William S. Johnson, of Garfield county, living on a ranch of one hundred and twenty acres fourteen and one-half miles southwest of New Castle, is a self-made man and one of the most enterprising, progressive and successful young ranchmen of the Western slope in this state, and one of its most representative citizens. It was on a farm near Mt. Vernon, Missouri, that his life began, and the date of his birth was May 2, 1864. He is the son of Larkin and Rosella (Blackburn) Johnson, natives of eastern Tennessee who located in Missouri early in their married life, and there passed the remainder of their days farming and raising stock, the leading pursuits of the section in which they lived, the father also was a devoted and loyal Democrat, taking an active part in public affairs in a local way. Of their nine children, a daughter named Laura is deceased and the other eight are living. They are: Louise, wife of William Colley, of Lawrence county, Missouri; Hugh, of Shawnee, Indian Territory; Sarah, wife of James Colley, of Lawrence county, Missouri; Joseph, of New Mexico; William, the subject of this sketch; Thomas L. and Florida, wife of Jefferson Steele, both of Lawrence county, Missouri; and John, of Mam [probably Mamm] creek, Colorado. William received a scant education at the common schools and also attended for a short time the Baptist College at Pierce City, in his native state. He also pursued a thorough course at a good business college. He remained at home and worked in the interest of his parents until he reached his twenty-third year. In the spring of 1888 he came to Colorado and for eight months worked in the employ of Austin & Toland, then of William L. Smith, a sketch of whom appears elsewhere in this volume, with whom he remained eight years. In 1897 he purchased of Jack Cunningham eighty acres of land, and has since taken up forty acres additional adjoining his purchase. Of the whole tract one hundred and twenty acres are naturally tillable, and on these he raises good crops of cereals, hay, vegetables, and also produces cattle in good numbers. His vegetables have an especially high rank in the markets, his potatoes being the largest grown in the state. He is now under contract to raise two thousand pounds of this vegetable for exhibition at the Louisiana Purchase Exposition at St. Louis in 1904. His ranch is well supplied with water and he furnishes the brain and a good portion of the brawn necessary for its successful cultivation. In national politics Mr. Johnson is a faithful Democrat, but in local affairs his interest in the general welfare of the community overbears all party considerations.
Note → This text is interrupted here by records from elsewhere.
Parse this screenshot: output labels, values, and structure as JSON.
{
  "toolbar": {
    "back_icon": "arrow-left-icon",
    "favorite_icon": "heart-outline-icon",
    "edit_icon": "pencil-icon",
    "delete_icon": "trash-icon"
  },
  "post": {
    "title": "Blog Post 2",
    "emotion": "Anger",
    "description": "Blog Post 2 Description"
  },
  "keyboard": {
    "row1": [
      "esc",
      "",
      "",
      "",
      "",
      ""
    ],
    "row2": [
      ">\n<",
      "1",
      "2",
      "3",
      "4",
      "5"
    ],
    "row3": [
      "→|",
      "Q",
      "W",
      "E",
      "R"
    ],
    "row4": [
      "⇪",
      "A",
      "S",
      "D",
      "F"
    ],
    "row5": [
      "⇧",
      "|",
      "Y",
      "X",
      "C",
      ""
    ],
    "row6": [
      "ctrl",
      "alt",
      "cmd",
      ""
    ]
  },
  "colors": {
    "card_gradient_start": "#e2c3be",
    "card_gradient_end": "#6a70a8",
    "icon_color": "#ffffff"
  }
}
On October 31, 1900, he was married to Miss Nora Steward, a native of Lawrence county, Missouri, where her parents James and Elizabeth (Allen) Stewart, the former a native of that state and the latter of Tennessee, lived many years engaged in successful farming and stock-growing, and where the father is now living, the mother having died on February 19, 1892. Of their ten children seven survive her, Hiram, Obe, Benjamin (of Bisbee, Arizona), John (of Garfield county, Colorado), Annie and Jennie (of Garfield county, Colorado), and Mrs. Johnson, who shares in the aspirations and enterprises of her husband, and is a cheerful and inspiring aid and encouragement in his progress and success.
Source: Bowen, A. W. Progressive Men of Western Colorado. Chicago: A. W. Bowen & Co., Publishers. 1905.